[Entries from a dataset of interfaces]

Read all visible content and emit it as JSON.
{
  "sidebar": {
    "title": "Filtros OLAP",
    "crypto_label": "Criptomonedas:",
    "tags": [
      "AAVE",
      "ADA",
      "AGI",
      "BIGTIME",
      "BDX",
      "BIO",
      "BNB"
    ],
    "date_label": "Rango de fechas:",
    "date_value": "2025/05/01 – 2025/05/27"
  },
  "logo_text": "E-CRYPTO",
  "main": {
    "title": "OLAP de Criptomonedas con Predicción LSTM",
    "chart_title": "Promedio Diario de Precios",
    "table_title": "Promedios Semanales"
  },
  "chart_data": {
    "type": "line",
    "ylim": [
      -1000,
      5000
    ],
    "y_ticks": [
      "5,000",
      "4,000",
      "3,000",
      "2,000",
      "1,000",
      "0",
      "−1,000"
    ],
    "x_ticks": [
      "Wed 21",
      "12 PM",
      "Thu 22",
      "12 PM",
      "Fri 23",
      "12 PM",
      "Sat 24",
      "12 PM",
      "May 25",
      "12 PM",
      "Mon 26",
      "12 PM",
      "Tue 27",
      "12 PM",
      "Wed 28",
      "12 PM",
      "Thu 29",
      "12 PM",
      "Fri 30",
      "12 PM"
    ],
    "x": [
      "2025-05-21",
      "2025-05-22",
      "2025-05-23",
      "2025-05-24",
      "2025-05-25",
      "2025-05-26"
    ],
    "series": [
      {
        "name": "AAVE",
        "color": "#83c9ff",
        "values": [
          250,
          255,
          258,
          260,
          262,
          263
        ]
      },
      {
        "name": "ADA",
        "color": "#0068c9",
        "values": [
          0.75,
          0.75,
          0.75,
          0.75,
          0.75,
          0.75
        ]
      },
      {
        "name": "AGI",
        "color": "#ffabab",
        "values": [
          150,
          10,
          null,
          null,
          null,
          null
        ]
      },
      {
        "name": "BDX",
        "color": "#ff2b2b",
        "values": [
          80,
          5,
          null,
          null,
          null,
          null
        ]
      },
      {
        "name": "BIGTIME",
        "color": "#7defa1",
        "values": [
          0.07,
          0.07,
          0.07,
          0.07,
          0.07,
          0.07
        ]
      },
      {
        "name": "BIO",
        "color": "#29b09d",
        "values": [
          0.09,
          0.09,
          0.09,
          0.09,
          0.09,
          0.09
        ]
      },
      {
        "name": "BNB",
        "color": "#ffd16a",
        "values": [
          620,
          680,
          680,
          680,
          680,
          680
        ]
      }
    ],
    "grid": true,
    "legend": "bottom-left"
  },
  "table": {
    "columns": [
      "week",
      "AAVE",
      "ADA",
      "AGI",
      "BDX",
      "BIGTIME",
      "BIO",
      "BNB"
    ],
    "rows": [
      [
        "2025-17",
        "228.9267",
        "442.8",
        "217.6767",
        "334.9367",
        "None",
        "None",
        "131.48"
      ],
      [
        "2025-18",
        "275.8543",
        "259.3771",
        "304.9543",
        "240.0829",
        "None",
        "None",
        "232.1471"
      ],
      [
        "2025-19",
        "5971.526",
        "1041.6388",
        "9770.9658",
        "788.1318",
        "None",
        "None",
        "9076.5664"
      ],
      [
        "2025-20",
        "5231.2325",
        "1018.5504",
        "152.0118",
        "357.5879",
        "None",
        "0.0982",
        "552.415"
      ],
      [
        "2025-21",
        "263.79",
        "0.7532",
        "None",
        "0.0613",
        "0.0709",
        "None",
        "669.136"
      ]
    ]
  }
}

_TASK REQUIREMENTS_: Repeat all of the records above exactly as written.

_ANSWER SECTION_:
Read all visible content and emit it as JSON.
{
  "sidebar": {
    "title": "Filtros OLAP",
    "crypto_label": "Criptomonedas:",
    "tags": [
      "AAVE",
      "ADA",
      "AGI",
      "BIGTIME",
      "BDX",
      "BIO",
      "BNB"
    ],
    "date_label": "Rango de fechas:",
    "date_value": "2025/05/01 – 2025/05/27"
  },
  "logo_text": "E-CRYPTO",
  "main": {
    "title": "OLAP de Criptomonedas con Predicción LSTM",
    "chart_title": "Promedio Diario de Precios",
    "table_title": "Promedios Semanales"
  },
  "chart_data": {
    "type": "line",
    "ylim": [
      -1000,
      5000
    ],
    "y_ticks": [
      "5,000",
      "4,000",
      "3,000",
      "2,000",
      "1,000",
      "0",
      "−1,000"
    ],
    "x_ticks": [
      "Wed 21",
      "12 PM",
      "Thu 22",
      "12 PM",
      "Fri 23",
      "12 PM",
      "Sat 24",
      "12 PM",
      "May 25",
      "12 PM",
      "Mon 26",
      "12 PM",
      "Tue 27",
      "12 PM",
      "Wed 28",
      "12 PM",
      "Thu 29",
      "12 PM",
      "Fri 30",
      "12 PM"
    ],
    "x": [
      "2025-05-21",
      "2025-05-22",
      "2025-05-23",
      "2025-05-24",
      "2025-05-25",
      "2025-05-26"
    ],
    "series": [
      {
        "name": "AAVE",
        "color": "#83c9ff",
        "values": [
          250,
          255,
          258,
          260,
          262,
          263
        ]
      },
      {
        "name": "ADA",
        "color": "#0068c9",
        "values": [
          0.75,
          0.75,
          0.75,
          0.75,
          0.75,
          0.75
        ]
      },
      {
        "name": "AGI",
        "color": "#ffabab",
        "values": [
          150,
          10,
          null,
          null,
          null,
          null
        ]
      },
      {
        "name": "BDX",
        "color": "#ff2b2b",
        "values": [
          80,
          5,
          null,
          null,
          null,
          null
        ]
      },
      {
        "name": "BIGTIME",
        "color": "#7defa1",
        "values": [
          0.07,
          0.07,
          0.07,
          0.07,
          0.07,
          0.07
        ]
      },
      {
        "name": "BIO",
        "color": "#29b09d",
        "values": [
          0.09,
          0.09,
          0.09,
          0.09,
          0.09,
          0.09
        ]
      },
      {
        "name": "BNB",
        "color": "#ffd16a",
        "values": [
          620,
          680,
          680,
          680,
          680,
          680
        ]
      }
    ],
    "grid": true,
    "legend": "bottom-left"
  },
  "table": {
    "columns": [
      "week",
      "AAVE",
      "ADA",
      "AGI",
      "BDX",
      "BIGTIME",
      "BIO",
      "BNB"
    ],
    "rows": [
      [
        "2025-17",
        "228.9267",
        "442.8",
        "217.6767",
        "334.9367",
        "None",
        "None",
        "131.48"
      ],
      [
        "2025-18",
        "275.8543",
        "259.3771",
        "304.9543",
        "240.0829",
        "None",
        "None",
        "232.1471"
      ],
      [
        "2025-19",
        "5971.526",
        "1041.6388",
        "9770.9658",
        "788.1318",
        "None",
        "None",
        "9076.5664"
      ],
      [
        "2025-20",
        "5231.2325",
        "1018.5504",
        "152.0118",
        "357.5879",
        "None",
        "0.0982",
        "552.415"
      ],
      [
        "2025-21",
        "263.79",
        "0.7532",
        "None",
        "0.0613",
        "0.0709",
        "None",
        "669.136"
      ]
    ]
  }
}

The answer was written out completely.